Take a View - Landscape Photographer of the Year Awards 2013

I went to see this great exhibition on at the National Theatre. Some truly magical pictures of some truly breathtaking landscapes, my favourite image of the exhibition had to be Beached by a talented photographer Alan O'Riordin who I actually met through this blog... small world....

a moon

Bargehouse: The Republic of the Moon

The most beautiful thing we can experience is the mysterious. 
It is the source of all true art and science. 
-Albert Einstein

I went to see this exhibition at the Bargehouse, it was great, so dreamy and out of this world. More info on the exhibition below along with photos and random stuff...

Republic of the Moon. Bargehouse is transformed into an Earth-based embassy for a ‘Republic of the Moon’ filled with artists’ fantastical imaginings.

As the Moon once again becomes hot property, 40 years after the first moon landings, a group of artists are declaring a Republic of the Moon. In a provocative pre-emptive action these artists will re-examine the relationship we as Earthlings have with our planet’s only natural satellite.
With works by Liliane Lijn, Leonid Tishkov, Katie Paterson, Agnes Meyer-Brandis, WE COLONISED THE MOON and other international artists, the exhibition combines personal encounters, DIY space plans, imaginary expeditions, and the new myths for the next space age.
Leonid Tishkov's Private Moon tells the story of a man who met the Moon and stayed with her for the rest of his life. In a series of intimate photographs, the artist pairs images with his private moon with verse which describes how the Moon helps us to overcome our loneliness in the universe by uniting us around it. Tishkov and his illuminated moon have travelled the world together for almost 10 years.

WE COLONISED THE MOON will be the artists in residence throughout the exhibition, creating work and running talks and workshops.
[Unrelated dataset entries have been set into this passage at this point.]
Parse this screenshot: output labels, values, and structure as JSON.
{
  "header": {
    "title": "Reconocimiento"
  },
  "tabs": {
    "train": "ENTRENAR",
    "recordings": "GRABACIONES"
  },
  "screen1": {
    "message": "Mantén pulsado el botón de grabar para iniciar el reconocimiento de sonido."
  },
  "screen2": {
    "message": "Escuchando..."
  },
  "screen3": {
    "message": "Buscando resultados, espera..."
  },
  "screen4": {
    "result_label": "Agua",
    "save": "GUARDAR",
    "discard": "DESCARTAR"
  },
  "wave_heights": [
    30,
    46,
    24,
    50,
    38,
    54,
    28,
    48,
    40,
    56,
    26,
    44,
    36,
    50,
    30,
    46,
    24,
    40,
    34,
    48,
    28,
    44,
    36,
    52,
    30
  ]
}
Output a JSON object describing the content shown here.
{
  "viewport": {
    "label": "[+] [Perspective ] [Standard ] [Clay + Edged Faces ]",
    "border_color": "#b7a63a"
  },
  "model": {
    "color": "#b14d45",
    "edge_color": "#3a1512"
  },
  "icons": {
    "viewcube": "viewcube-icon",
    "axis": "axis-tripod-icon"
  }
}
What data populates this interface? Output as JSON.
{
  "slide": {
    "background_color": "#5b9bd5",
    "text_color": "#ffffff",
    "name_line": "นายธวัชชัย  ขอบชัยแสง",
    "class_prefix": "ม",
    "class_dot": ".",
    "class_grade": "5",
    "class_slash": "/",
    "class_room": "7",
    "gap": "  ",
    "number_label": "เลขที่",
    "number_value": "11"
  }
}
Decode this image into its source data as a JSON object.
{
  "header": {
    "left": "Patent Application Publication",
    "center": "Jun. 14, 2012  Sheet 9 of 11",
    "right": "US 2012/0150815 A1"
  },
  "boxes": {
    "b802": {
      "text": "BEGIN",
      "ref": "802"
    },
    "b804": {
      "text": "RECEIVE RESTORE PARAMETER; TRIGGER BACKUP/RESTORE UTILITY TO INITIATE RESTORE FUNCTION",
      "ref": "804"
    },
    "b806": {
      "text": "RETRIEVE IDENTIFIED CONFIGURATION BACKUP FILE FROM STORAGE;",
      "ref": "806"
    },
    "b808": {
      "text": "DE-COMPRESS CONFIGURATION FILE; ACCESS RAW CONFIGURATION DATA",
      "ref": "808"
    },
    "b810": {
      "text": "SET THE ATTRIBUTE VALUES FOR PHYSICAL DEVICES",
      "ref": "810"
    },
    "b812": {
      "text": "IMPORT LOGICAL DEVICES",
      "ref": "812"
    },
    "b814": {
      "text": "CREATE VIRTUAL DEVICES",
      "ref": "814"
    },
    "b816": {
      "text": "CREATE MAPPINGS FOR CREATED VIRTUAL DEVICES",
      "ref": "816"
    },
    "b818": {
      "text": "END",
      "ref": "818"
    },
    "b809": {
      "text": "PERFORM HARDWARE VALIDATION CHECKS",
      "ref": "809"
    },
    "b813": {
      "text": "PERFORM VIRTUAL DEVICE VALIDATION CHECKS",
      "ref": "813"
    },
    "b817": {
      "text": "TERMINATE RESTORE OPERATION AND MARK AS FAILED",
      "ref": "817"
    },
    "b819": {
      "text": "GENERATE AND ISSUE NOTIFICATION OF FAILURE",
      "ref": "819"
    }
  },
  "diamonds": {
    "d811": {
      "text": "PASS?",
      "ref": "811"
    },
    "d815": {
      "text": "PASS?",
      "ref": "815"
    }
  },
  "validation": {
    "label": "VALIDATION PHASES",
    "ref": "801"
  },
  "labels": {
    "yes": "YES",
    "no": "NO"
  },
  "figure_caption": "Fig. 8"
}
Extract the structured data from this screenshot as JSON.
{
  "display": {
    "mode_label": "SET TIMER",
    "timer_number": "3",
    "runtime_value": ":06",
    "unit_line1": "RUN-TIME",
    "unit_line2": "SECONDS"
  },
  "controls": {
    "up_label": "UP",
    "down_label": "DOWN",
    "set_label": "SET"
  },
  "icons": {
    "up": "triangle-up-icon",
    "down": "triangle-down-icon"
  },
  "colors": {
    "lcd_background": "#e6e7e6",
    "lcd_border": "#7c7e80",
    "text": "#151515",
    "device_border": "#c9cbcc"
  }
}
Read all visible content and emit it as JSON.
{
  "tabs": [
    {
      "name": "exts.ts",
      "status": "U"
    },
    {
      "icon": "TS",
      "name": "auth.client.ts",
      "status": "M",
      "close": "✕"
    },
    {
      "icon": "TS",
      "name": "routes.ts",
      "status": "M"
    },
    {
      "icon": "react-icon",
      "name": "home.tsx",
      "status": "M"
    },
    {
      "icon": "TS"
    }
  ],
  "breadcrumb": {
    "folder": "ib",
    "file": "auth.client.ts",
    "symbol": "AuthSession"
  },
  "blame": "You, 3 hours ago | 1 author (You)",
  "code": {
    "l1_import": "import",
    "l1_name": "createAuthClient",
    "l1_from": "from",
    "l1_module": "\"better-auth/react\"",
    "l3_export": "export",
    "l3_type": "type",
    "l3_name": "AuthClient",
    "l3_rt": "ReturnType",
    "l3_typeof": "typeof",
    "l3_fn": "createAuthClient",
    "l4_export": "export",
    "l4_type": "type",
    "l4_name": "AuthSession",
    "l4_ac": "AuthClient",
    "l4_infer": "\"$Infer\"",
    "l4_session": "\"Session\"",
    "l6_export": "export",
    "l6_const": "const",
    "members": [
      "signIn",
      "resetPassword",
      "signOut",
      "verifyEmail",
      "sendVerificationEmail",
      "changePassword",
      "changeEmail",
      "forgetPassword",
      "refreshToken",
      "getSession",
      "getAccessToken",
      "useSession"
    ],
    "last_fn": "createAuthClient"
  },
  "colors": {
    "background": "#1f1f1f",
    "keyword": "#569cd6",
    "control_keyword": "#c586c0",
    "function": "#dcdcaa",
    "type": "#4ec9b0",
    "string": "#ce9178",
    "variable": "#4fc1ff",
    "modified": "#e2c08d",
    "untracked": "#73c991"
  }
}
They will be co-ordinating protests against the exploitation of the Moon and working with scientists to look afresh at our closest celestial neighbour.

Aurel Stein and the Silk Road: a hundred years on

I went to see this fascinating exhibition on at the Royal Geographical Society. Strangely reflective of a never-ending thought I was thinking. the silk route --- a hundred years on, everything changes and nothing too. Quite beautiful. More information (taken from the RGS website) below.

The Silk Road

Two thousand years ago the towns, temples and forts of the Silk Road bustled with life, with rivers from the mountains creating fertile tracks through the Taklamakan. The desert has long taken over, and the skeletal remains of these once thriving communities are now buried by the sands.

Aurel Stein and the Silk Road: a hundred years on, marks 100 years since archaeologist and explorer Aurel Stein first documented the ancient remains on his travels along the Silk Road – an important trade route across Eurasia that allowed cultures, technologies and religions to spread on a global scale.

Stein took thousands of photographs, now held at institutions including the Society and the British Library, to record archaeological remains dating back around 2,000 years. A selection of these photographs is displayed in the exhibition alongside contemporary photographs of the same sites, taken by researchers from the British Library and the Xinjiang Institute of Archaeology.

Despite China’s rapid growth over the last century, the arid and remote Taklamakan desert has protected many ancient sites along the Silk Road meaning the remains of farming settlements, Buddhist temples and Tibetan forts appear largely unchanged since Stein visited.